Dr Shamal has been the medical director of Syrian Arab Red Crescent clinic in Ghouta since October 2010, before the crisis. The clinic, supported by IFRC, provides a range of services including paediatrics, gynaecology and dental services. Due to high levels of demand, there are two internal disease clinics here.
“The two most crowded clinics are the internal disease clinics. Each specialist clinic here sees about 30 to 35 patients each day.
“Before the crisis, most patients at this clinic were Iraqi refugees. Now that has changed – the majority of our patients are Syrian, many are displaced. We still treat Iraqis, but far fewer, now the people who need this clinic the most are Syrian.
“We treat anyone who comes through our doors. We see people who have chronic diseases that they used to manage, but now they struggle to get medicines; they don’t have the money to pay anymore.
“We now run two internal diseases clinics and these are the busiest. They are always full. We could open a third clinic, and fill it with people. We need more capacity. Medicine is the main need, people come from miles around for their medicines.
“Here, we are surrounded by IDPs – people who left the Old City and areas of rural Homs. There was a time in the crisis when we were the only facility able to offer vaccinations in this area. We still offer vaccinations one day of every week. Many IDPs live in crowded conditions, this makes diseases more likely to spread. Skin diseases for example, like scabies or dermatitis, because people can’t wash properly or their water source is compromised. Hepatitis A is another problem. Earlier in the crisis, we had 40 cases of Hepatitis A. We discovered a water source had become polluted, due to damage to infrastructure. So we could talk to the water authorities to attend to this.
“One way the crisis has affected people is their finances – and this has an effect on so many other parts of people’s lives. It places pressure on them, on their health – and in turn, pressure on our clinic.”

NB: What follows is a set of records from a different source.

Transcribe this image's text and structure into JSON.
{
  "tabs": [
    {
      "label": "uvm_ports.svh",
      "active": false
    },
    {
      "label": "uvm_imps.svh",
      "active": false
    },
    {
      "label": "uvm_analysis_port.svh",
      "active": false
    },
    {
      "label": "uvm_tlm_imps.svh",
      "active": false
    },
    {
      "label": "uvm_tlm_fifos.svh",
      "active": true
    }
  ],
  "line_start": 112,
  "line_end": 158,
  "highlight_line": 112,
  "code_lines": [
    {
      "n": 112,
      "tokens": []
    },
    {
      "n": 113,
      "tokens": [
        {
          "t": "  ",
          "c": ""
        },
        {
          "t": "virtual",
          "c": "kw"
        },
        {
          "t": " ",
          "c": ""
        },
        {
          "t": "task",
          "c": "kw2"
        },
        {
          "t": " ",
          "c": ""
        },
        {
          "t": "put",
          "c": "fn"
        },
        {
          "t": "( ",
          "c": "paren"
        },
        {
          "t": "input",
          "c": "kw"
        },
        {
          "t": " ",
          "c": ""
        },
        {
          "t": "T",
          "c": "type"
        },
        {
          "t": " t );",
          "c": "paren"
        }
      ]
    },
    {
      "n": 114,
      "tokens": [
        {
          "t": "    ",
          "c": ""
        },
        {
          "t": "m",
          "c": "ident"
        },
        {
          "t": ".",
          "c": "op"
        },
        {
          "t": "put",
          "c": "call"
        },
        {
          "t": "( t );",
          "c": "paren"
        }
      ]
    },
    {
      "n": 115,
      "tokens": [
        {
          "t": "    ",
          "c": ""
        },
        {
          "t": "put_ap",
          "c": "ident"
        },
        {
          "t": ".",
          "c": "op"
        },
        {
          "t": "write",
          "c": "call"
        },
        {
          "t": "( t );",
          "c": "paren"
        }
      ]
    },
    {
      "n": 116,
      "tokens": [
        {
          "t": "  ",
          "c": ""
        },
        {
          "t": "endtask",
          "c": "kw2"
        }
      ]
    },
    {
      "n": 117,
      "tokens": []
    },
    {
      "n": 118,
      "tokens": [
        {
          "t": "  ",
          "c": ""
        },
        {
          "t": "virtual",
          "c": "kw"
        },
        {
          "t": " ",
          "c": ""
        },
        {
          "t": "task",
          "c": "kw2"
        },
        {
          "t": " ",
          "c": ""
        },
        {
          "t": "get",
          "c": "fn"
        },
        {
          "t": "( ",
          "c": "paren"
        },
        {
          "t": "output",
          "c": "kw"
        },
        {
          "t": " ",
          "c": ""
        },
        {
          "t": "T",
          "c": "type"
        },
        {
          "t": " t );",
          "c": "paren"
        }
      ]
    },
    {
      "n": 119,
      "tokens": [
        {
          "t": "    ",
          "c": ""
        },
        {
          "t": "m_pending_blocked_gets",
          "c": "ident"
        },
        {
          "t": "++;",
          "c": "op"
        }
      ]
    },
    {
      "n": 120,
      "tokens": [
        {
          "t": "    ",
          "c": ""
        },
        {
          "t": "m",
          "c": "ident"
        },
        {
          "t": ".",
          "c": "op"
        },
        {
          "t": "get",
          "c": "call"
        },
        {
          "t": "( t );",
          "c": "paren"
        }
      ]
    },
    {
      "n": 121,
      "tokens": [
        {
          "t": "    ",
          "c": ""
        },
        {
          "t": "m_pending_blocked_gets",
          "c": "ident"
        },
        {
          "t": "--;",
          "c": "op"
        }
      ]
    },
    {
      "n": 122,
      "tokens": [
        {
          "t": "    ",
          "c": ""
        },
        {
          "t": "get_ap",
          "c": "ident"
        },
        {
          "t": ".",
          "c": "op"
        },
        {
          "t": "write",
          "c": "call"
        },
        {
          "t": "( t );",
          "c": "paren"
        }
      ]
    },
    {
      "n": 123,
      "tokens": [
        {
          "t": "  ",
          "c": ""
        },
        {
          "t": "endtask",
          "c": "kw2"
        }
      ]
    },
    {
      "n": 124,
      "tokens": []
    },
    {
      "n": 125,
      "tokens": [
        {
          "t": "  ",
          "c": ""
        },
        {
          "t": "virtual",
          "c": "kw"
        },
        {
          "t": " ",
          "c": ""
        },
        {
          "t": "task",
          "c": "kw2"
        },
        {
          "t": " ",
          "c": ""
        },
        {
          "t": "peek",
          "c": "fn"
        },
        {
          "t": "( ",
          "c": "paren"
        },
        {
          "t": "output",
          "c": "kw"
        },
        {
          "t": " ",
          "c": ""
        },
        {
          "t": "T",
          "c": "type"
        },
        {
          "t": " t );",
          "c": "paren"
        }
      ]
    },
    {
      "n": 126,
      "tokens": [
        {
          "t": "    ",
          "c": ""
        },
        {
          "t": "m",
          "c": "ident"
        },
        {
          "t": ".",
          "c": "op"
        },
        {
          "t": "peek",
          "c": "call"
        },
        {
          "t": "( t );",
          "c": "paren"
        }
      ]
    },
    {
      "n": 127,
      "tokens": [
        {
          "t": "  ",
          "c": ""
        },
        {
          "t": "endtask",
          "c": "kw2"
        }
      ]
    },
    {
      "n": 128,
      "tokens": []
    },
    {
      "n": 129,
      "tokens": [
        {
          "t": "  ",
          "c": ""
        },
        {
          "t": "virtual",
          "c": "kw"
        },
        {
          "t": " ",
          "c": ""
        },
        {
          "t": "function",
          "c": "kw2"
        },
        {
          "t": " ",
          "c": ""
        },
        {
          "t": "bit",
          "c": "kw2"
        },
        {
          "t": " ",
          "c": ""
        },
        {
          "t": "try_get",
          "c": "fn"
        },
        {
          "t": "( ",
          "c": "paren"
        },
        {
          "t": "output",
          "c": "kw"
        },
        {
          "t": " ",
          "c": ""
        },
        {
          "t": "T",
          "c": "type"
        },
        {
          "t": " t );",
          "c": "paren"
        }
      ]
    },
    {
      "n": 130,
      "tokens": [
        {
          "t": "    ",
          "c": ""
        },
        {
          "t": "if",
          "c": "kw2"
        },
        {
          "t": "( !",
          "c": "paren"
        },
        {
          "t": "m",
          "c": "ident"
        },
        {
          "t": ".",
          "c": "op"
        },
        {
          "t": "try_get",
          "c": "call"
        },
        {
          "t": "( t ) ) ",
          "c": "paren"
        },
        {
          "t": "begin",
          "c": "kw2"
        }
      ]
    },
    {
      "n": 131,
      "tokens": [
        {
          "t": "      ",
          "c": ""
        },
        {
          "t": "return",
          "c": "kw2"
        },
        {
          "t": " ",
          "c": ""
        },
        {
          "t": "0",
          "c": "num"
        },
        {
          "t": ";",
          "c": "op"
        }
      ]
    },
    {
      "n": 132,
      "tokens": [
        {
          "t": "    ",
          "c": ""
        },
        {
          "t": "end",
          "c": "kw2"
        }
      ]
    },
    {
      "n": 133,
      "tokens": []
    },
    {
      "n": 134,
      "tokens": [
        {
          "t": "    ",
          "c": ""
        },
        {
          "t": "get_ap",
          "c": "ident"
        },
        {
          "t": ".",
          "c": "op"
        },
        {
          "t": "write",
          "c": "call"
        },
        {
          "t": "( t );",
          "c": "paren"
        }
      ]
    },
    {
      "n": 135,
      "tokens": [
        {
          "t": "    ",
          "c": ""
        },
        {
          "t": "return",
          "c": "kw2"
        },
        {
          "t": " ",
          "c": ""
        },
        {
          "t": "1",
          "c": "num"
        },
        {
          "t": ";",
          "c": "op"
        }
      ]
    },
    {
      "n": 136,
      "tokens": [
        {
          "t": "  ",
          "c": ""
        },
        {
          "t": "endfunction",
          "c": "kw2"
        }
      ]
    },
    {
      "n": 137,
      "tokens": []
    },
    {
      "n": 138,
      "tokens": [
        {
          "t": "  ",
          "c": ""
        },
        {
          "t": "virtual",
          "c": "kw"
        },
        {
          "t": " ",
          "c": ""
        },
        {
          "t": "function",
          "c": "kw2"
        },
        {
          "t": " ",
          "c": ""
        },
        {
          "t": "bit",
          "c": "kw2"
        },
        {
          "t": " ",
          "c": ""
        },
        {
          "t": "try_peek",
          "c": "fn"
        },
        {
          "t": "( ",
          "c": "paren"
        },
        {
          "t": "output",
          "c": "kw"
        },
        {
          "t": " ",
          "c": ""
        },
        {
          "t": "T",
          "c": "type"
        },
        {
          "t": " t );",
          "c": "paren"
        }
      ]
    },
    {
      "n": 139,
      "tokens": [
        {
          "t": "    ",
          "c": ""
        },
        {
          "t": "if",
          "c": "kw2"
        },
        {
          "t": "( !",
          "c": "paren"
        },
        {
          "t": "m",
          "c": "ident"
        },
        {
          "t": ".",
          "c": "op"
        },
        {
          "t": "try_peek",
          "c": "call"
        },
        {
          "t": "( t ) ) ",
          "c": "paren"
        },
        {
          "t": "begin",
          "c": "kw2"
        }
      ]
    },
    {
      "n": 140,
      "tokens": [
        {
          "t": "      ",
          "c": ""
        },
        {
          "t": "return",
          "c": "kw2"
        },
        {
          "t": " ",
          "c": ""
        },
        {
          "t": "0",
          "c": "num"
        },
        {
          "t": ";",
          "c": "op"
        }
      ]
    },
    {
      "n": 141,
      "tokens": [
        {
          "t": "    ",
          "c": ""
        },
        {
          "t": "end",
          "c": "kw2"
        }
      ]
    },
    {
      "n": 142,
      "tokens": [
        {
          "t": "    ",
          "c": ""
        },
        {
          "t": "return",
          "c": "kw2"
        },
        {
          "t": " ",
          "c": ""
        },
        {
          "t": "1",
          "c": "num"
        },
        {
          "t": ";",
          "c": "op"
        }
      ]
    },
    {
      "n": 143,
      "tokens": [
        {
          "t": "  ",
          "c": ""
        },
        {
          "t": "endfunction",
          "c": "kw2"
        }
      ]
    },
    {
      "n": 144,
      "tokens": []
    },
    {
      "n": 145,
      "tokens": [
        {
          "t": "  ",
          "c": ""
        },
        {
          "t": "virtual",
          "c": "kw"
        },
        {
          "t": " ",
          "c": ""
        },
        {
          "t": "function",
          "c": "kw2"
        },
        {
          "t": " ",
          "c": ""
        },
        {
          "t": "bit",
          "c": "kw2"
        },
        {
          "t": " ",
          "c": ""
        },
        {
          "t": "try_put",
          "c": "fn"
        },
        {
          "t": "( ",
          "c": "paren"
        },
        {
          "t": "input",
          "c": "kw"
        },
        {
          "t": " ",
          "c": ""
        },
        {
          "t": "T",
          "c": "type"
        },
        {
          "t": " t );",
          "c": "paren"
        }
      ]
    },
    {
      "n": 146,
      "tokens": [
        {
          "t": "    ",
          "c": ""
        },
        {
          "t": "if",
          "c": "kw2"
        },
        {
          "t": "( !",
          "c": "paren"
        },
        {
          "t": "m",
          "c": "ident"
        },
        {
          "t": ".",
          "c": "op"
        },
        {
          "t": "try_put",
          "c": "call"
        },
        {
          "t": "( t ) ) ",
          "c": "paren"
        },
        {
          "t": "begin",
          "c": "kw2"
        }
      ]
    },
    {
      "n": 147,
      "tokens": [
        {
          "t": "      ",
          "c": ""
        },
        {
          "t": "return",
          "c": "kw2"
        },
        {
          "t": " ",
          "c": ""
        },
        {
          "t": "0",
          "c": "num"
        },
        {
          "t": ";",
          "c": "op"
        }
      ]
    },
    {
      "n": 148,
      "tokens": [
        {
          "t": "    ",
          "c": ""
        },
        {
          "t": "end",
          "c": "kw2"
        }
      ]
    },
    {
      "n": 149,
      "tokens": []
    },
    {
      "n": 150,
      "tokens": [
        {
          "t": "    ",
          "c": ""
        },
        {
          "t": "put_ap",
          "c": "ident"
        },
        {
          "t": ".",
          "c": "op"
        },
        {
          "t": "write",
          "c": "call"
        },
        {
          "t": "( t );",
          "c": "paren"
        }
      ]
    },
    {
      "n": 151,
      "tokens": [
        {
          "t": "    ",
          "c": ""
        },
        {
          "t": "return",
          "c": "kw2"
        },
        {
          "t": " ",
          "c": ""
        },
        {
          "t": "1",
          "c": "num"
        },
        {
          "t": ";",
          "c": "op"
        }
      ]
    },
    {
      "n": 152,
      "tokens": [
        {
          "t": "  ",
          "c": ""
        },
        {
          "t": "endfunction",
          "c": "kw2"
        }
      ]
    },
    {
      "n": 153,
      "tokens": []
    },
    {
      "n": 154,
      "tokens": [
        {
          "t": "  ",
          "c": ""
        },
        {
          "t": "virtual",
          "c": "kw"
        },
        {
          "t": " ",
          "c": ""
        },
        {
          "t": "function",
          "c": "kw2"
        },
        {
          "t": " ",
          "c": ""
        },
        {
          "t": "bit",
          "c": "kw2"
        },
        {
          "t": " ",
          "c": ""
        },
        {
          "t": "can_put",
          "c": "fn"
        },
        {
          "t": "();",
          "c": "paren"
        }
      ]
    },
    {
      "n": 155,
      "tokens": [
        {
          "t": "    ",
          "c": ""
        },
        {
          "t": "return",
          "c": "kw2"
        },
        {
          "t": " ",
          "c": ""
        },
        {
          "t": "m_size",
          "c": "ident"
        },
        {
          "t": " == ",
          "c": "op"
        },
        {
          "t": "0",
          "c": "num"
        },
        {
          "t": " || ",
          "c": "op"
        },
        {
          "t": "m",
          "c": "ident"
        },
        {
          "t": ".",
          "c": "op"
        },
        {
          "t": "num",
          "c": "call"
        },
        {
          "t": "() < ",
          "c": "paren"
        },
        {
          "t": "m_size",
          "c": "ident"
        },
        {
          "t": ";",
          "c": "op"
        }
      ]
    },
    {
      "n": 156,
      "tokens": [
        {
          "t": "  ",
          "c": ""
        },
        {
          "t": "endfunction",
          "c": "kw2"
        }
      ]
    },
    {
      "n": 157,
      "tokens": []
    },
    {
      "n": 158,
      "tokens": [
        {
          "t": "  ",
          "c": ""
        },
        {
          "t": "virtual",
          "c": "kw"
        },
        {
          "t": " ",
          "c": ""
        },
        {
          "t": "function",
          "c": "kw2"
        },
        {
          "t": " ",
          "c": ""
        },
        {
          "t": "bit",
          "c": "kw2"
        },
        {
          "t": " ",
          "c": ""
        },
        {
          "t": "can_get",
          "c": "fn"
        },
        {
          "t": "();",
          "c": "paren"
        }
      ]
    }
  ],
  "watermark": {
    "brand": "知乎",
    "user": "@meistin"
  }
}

The Ghouta clinic has existed since before the crisis. Then, most patients were Iraqi refugees. Now the majority are displaced Syrians from Old City and rural Homs. This SARC facility, supported by IFRC, has two internal disease clinics, paediatrics, gynaecology and a dental clinic. The busiest are the two internal disease clinics, which are always full. Earlier in the crisis, this facility was the only place offering vaccinations in this area.